> _ASSIGNED TASK_
The reply should contain all the data below, repeated exactly, and none of the images.

Data about app and page elements

++++++++++++++++++++

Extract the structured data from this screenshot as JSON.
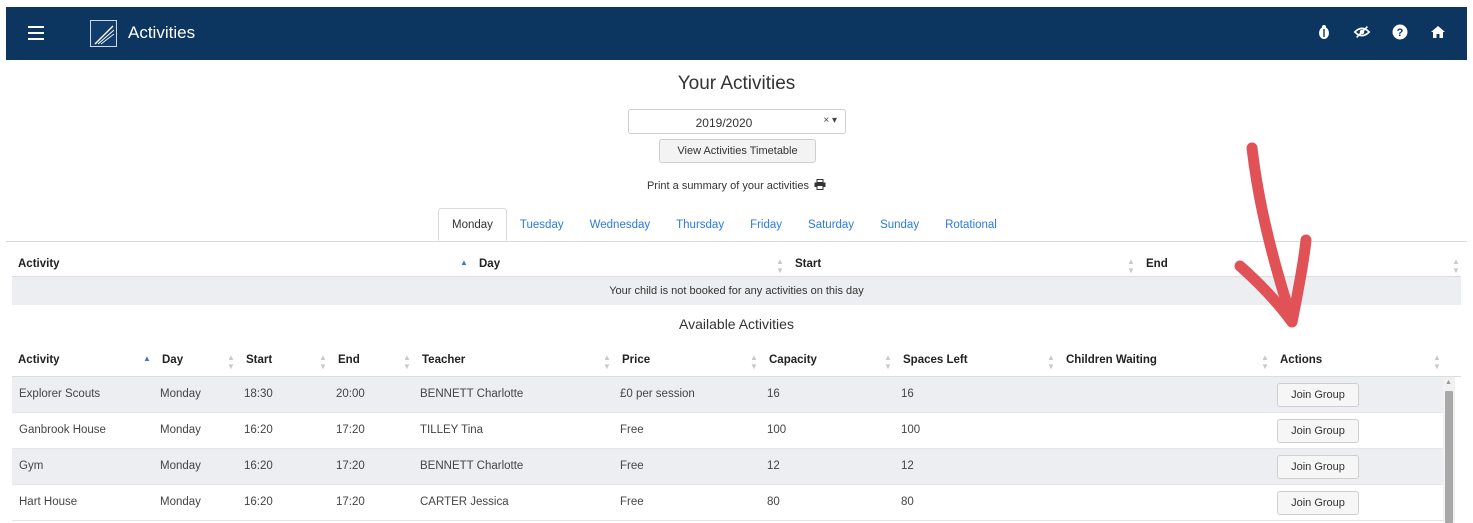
{
  "header": {
    "title": "Activities"
  },
  "page": {
    "title": "Your Activities",
    "year_select": {
      "value": "2019/2020",
      "clear": "×",
      "caret": "▾"
    },
    "timetable_button": "View Activities Timetable",
    "print_text": "Print a summary of your activities"
  },
  "tabs": [
    {
      "label": "Monday",
      "active": true
    },
    {
      "label": "Tuesday"
    },
    {
      "label": "Wednesday"
    },
    {
      "label": "Thursday"
    },
    {
      "label": "Friday"
    },
    {
      "label": "Saturday"
    },
    {
      "label": "Sunday"
    },
    {
      "label": "Rotational"
    }
  ],
  "booked": {
    "columns": [
      "Activity",
      "Day",
      "Start",
      "End"
    ],
    "empty_message": "Your child is not booked for any activities on this day"
  },
  "available": {
    "title": "Available Activities",
    "columns": [
      "Activity",
      "Day",
      "Start",
      "End",
      "Teacher",
      "Price",
      "Capacity",
      "Spaces Left",
      "Children Waiting",
      "Actions"
    ],
    "rows": [
      {
        "activity": "Explorer Scouts",
        "day": "Monday",
        "start": "18:30",
        "end": "20:00",
        "teacher": "BENNETT Charlotte",
        "price": "£0 per session",
        "capacity": "16",
        "spaces_left": "16",
        "children_waiting": "",
        "action": "Join Group"
      },
      {
        "activity": "Ganbrook House",
        "day": "Monday",
        "start": "16:20",
        "end": "17:20",
        "teacher": "TILLEY Tina",
        "price": "Free",
        "capacity": "100",
        "spaces_left": "100",
        "children_waiting": "",
        "action": "Join Group"
      },
      {
        "activity": "Gym",
        "day": "Monday",
        "start": "16:20",
        "end": "17:20",
        "teacher": "BENNETT Charlotte",
        "price": "Free",
        "capacity": "12",
        "spaces_left": "12",
        "children_waiting": "",
        "action": "Join Group"
      },
      {
        "activity": "Hart House",
        "day": "Monday",
        "start": "16:20",
        "end": "17:20",
        "teacher": "CARTER Jessica",
        "price": "Free",
        "capacity": "80",
        "spaces_left": "80",
        "children_waiting": "",
        "action": "Join Group"
      }
    ]
  },
  "icons": {
    "nav": [
      "bug-icon",
      "eye-slash-icon",
      "help-icon",
      "home-icon"
    ],
    "print": "printer-icon"
  },
  "colors": {
    "topbar": "#0c3560",
    "link": "#2a7ae2",
    "annotation_arrow": "#e05256",
    "row_shade": "#eceef1"
  }
}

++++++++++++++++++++

> _EXERCISE SOLUTION_
Extract the structured data from this screenshot as JSON.
{
  "header": {
    "title": "Activities"
  },
  "page": {
    "title": "Your Activities",
    "year_select": {
      "value": "2019/2020",
      "clear": "×",
      "caret": "▾"
    },
    "timetable_button": "View Activities Timetable",
    "print_text": "Print a summary of your activities"
  },
  "tabs": [
    {
      "label": "Monday",
      "active": true
    },
    {
      "label": "Tuesday"
    },
    {
      "label": "Wednesday"
    },
    {
      "label": "Thursday"
    },
    {
      "label": "Friday"
    },
    {
      "label": "Saturday"
    },
    {
      "label": "Sunday"
    },
    {
      "label": "Rotational"
    }
  ],
  "booked": {
    "columns": [
      "Activity",
      "Day",
      "Start",
      "End"
    ],
    "empty_message": "Your child is not booked for any activities on this day"
  },
  "available": {
    "title": "Available Activities",
    "columns": [
      "Activity",
      "Day",
      "Start",
      "End",
      "Teacher",
      "Price",
      "Capacity",
      "Spaces Left",
      "Children Waiting",
      "Actions"
    ],
    "rows": [
      {
        "activity": "Explorer Scouts",
        "day": "Monday",
        "start": "18:30",
        "end": "20:00",
        "teacher": "BENNETT Charlotte",
        "price": "£0 per session",
        "capacity": "16",
        "spaces_left": "16",
        "children_waiting": "",
        "action": "Join Group"
      },
      {
        "activity": "Ganbrook House",
        "day": "Monday",
        "start": "16:20",
        "end": "17:20",
        "teacher": "TILLEY Tina",
        "price": "Free",
        "capacity": "100",
        "spaces_left": "100",
        "children_waiting": "",
        "action": "Join Group"
      },
      {
        "activity": "Gym",
        "day": "Monday",
        "start": "16:20",
        "end": "17:20",
        "teacher": "BENNETT Charlotte",
        "price": "Free",
        "capacity": "12",
        "spaces_left": "12",
        "children_waiting": "",
        "action": "Join Group"
      },
      {
        "activity": "Hart House",
        "day": "Monday",
        "start": "16:20",
        "end": "17:20",
        "teacher": "CARTER Jessica",
        "price": "Free",
        "capacity": "80",
        "spaces_left": "80",
        "children_waiting": "",
        "action": "Join Group"
      }
    ]
  },
  "icons": {
    "nav": [
      "bug-icon",
      "eye-slash-icon",
      "help-icon",
      "home-icon"
    ],
    "print": "printer-icon"
  },
  "colors": {
    "topbar": "#0c3560",
    "link": "#2a7ae2",
    "annotation_arrow": "#e05256",
    "row_shade": "#eceef1"
  }
}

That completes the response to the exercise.